▶ TO DO
Print the data below exactly as it stands, and keep the pictures out.

+++ INPUT RECORDS +++

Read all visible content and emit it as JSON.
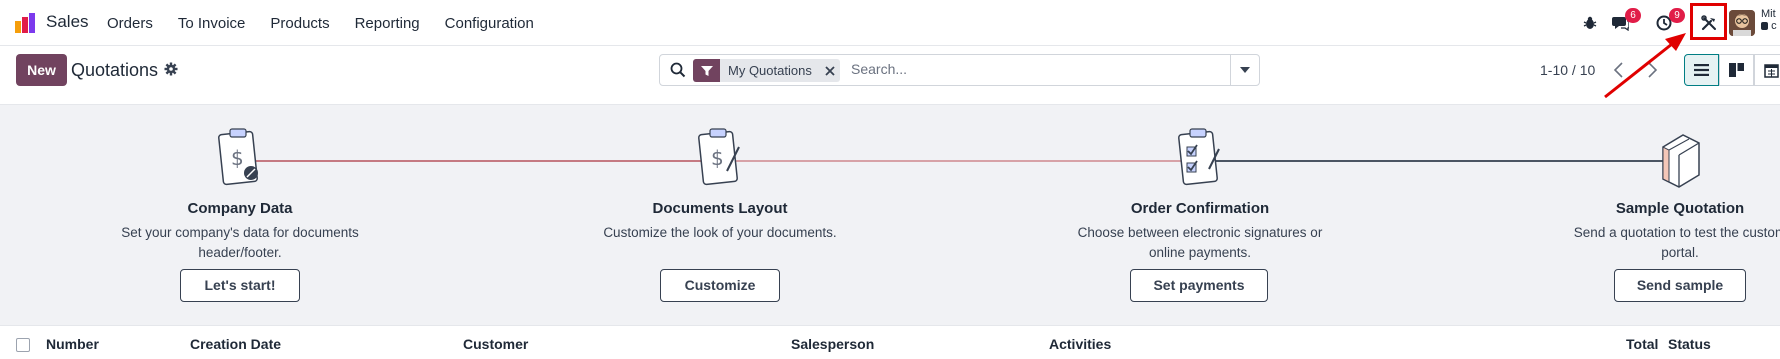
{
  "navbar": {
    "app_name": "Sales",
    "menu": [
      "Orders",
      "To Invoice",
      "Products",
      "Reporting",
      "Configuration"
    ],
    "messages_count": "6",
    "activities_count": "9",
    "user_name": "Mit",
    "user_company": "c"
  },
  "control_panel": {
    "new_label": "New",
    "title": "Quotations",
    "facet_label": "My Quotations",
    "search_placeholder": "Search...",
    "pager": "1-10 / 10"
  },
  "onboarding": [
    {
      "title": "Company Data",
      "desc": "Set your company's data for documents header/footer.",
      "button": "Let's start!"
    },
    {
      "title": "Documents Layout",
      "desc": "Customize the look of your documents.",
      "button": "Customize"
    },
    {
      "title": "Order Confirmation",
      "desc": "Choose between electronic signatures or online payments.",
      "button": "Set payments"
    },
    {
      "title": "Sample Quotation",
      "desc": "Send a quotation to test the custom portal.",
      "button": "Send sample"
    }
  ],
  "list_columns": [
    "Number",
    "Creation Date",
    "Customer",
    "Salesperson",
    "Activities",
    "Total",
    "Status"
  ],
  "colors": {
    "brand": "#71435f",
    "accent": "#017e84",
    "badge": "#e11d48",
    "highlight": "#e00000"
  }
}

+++

▶ RESULT
Read all visible content and emit it as JSON.
{
  "navbar": {
    "app_name": "Sales",
    "menu": [
      "Orders",
      "To Invoice",
      "Products",
      "Reporting",
      "Configuration"
    ],
    "messages_count": "6",
    "activities_count": "9",
    "user_name": "Mit",
    "user_company": "c"
  },
  "control_panel": {
    "new_label": "New",
    "title": "Quotations",
    "facet_label": "My Quotations",
    "search_placeholder": "Search...",
    "pager": "1-10 / 10"
  },
  "onboarding": [
    {
      "title": "Company Data",
      "desc": "Set your company's data for documents header/footer.",
      "button": "Let's start!"
    },
    {
      "title": "Documents Layout",
      "desc": "Customize the look of your documents.",
      "button": "Customize"
    },
    {
      "title": "Order Confirmation",
      "desc": "Choose between electronic signatures or online payments.",
      "button": "Set payments"
    },
    {
      "title": "Sample Quotation",
      "desc": "Send a quotation to test the custom portal.",
      "button": "Send sample"
    }
  ],
  "list_columns": [
    "Number",
    "Creation Date",
    "Customer",
    "Salesperson",
    "Activities",
    "Total",
    "Status"
  ],
  "colors": {
    "brand": "#71435f",
    "accent": "#017e84",
    "badge": "#e11d48",
    "highlight": "#e00000"
  }
}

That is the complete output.